Directions for this task = Restate the records below exactly. Pictures are not part of the copy.

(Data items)

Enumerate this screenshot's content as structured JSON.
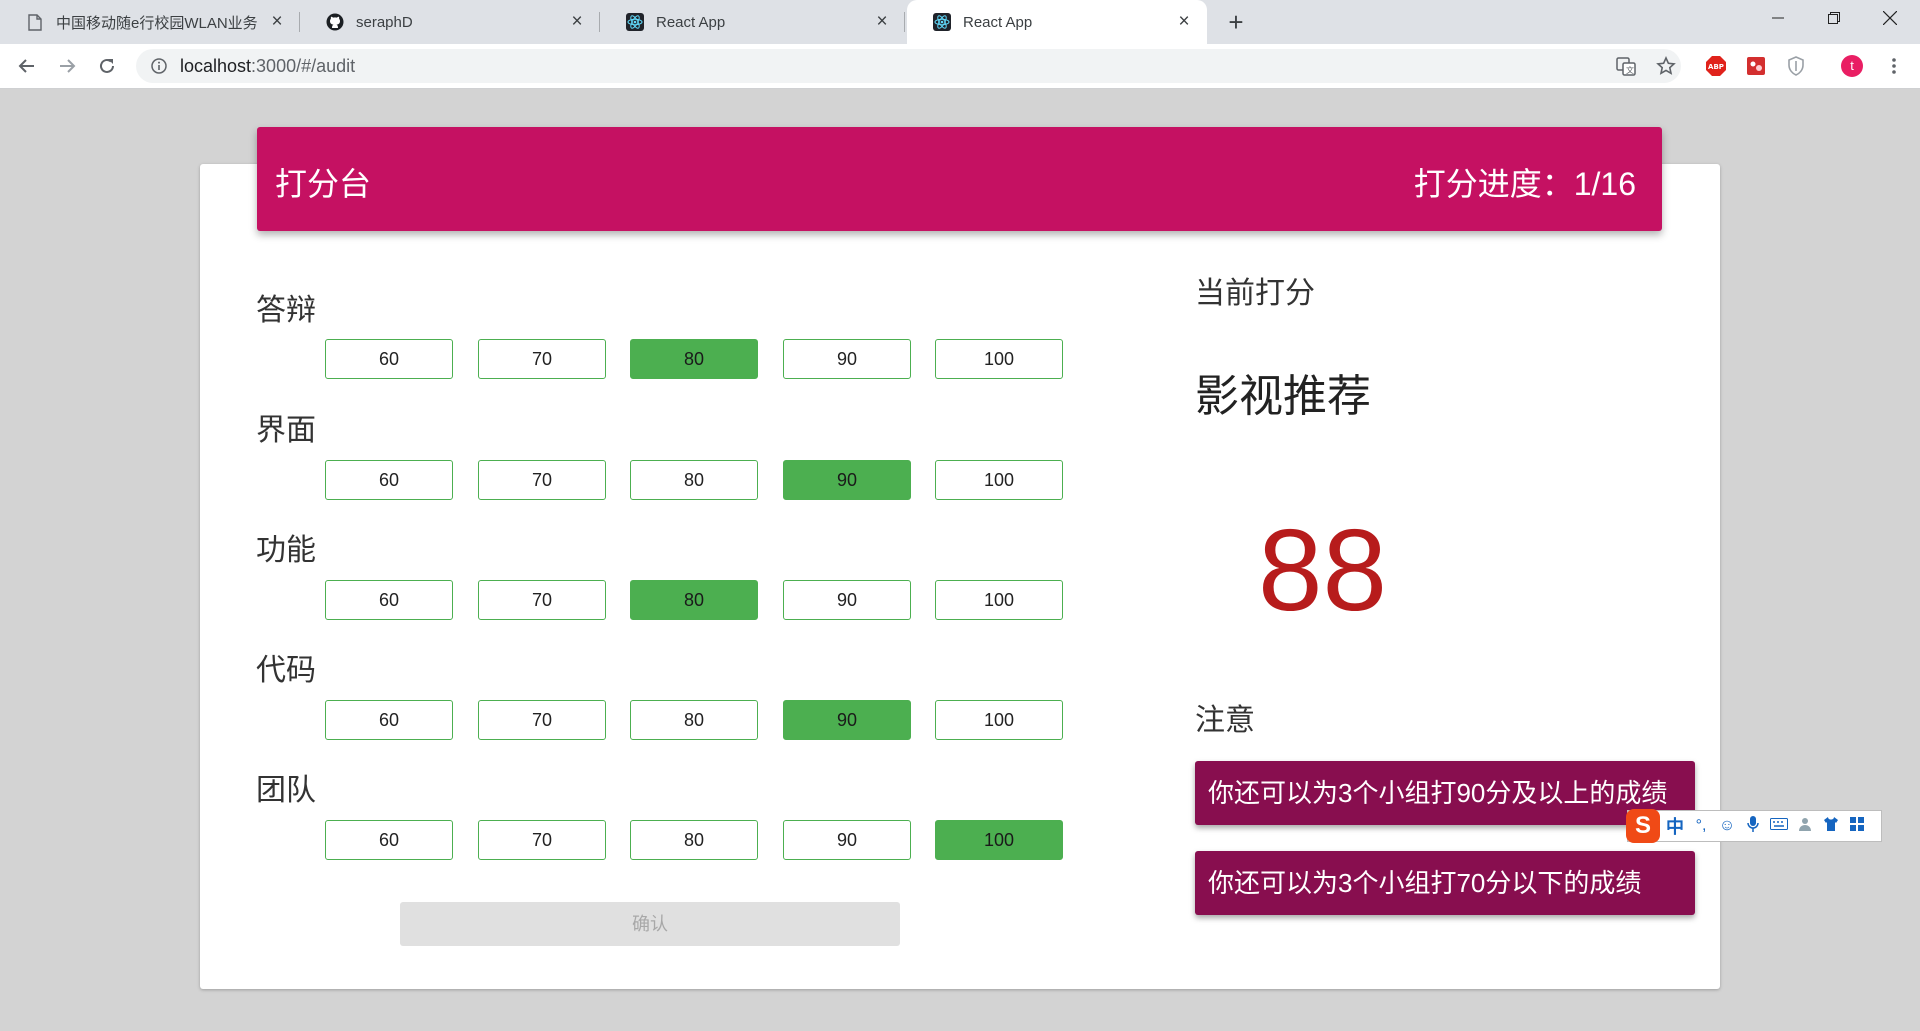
{
  "browser": {
    "tabs": [
      {
        "title": "中国移动随e行校园WLAN业务",
        "favicon": "page-icon",
        "active": false
      },
      {
        "title": "seraphD",
        "favicon": "github-icon",
        "active": false
      },
      {
        "title": "React App",
        "favicon": "react-icon",
        "active": false
      },
      {
        "title": "React App",
        "favicon": "react-icon",
        "active": true
      }
    ],
    "url_host": "localhost",
    "url_rest": ":3000/#/audit",
    "profile_initial": "t"
  },
  "header": {
    "title": "打分台",
    "progress": "打分进度：1/16",
    "color": "#c51162"
  },
  "criteria": [
    {
      "label": "答辩",
      "options": [
        "60",
        "70",
        "80",
        "90",
        "100"
      ],
      "selected": "80"
    },
    {
      "label": "界面",
      "options": [
        "60",
        "70",
        "80",
        "90",
        "100"
      ],
      "selected": "90"
    },
    {
      "label": "功能",
      "options": [
        "60",
        "70",
        "80",
        "90",
        "100"
      ],
      "selected": "80"
    },
    {
      "label": "代码",
      "options": [
        "60",
        "70",
        "80",
        "90",
        "100"
      ],
      "selected": "90"
    },
    {
      "label": "团队",
      "options": [
        "60",
        "70",
        "80",
        "90",
        "100"
      ],
      "selected": "100"
    }
  ],
  "confirm_label": "确认",
  "current": {
    "heading": "当前打分",
    "project": "影视推荐",
    "score": "88"
  },
  "notice": {
    "heading": "注意",
    "items": [
      "你还可以为3个小组打90分及以上的成绩",
      "你还可以为3个小组打70分以下的成绩"
    ]
  },
  "ime": {
    "mode": "中",
    "punct": "°,"
  },
  "colors": {
    "selected": "#4caf50",
    "notice": "#880e4f",
    "score": "#b71c1c"
  }
}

Written solution =
Enumerate this screenshot's content as structured JSON.
{
  "browser": {
    "tabs": [
      {
        "title": "中国移动随e行校园WLAN业务",
        "favicon": "page-icon",
        "active": false
      },
      {
        "title": "seraphD",
        "favicon": "github-icon",
        "active": false
      },
      {
        "title": "React App",
        "favicon": "react-icon",
        "active": false
      },
      {
        "title": "React App",
        "favicon": "react-icon",
        "active": true
      }
    ],
    "url_host": "localhost",
    "url_rest": ":3000/#/audit",
    "profile_initial": "t"
  },
  "header": {
    "title": "打分台",
    "progress": "打分进度：1/16",
    "color": "#c51162"
  },
  "criteria": [
    {
      "label": "答辩",
      "options": [
        "60",
        "70",
        "80",
        "90",
        "100"
      ],
      "selected": "80"
    },
    {
      "label": "界面",
      "options": [
        "60",
        "70",
        "80",
        "90",
        "100"
      ],
      "selected": "90"
    },
    {
      "label": "功能",
      "options": [
        "60",
        "70",
        "80",
        "90",
        "100"
      ],
      "selected": "80"
    },
    {
      "label": "代码",
      "options": [
        "60",
        "70",
        "80",
        "90",
        "100"
      ],
      "selected": "90"
    },
    {
      "label": "团队",
      "options": [
        "60",
        "70",
        "80",
        "90",
        "100"
      ],
      "selected": "100"
    }
  ],
  "confirm_label": "确认",
  "current": {
    "heading": "当前打分",
    "project": "影视推荐",
    "score": "88"
  },
  "notice": {
    "heading": "注意",
    "items": [
      "你还可以为3个小组打90分及以上的成绩",
      "你还可以为3个小组打70分以下的成绩"
    ]
  },
  "ime": {
    "mode": "中",
    "punct": "°,"
  },
  "colors": {
    "selected": "#4caf50",
    "notice": "#880e4f",
    "score": "#b71c1c"
  }
}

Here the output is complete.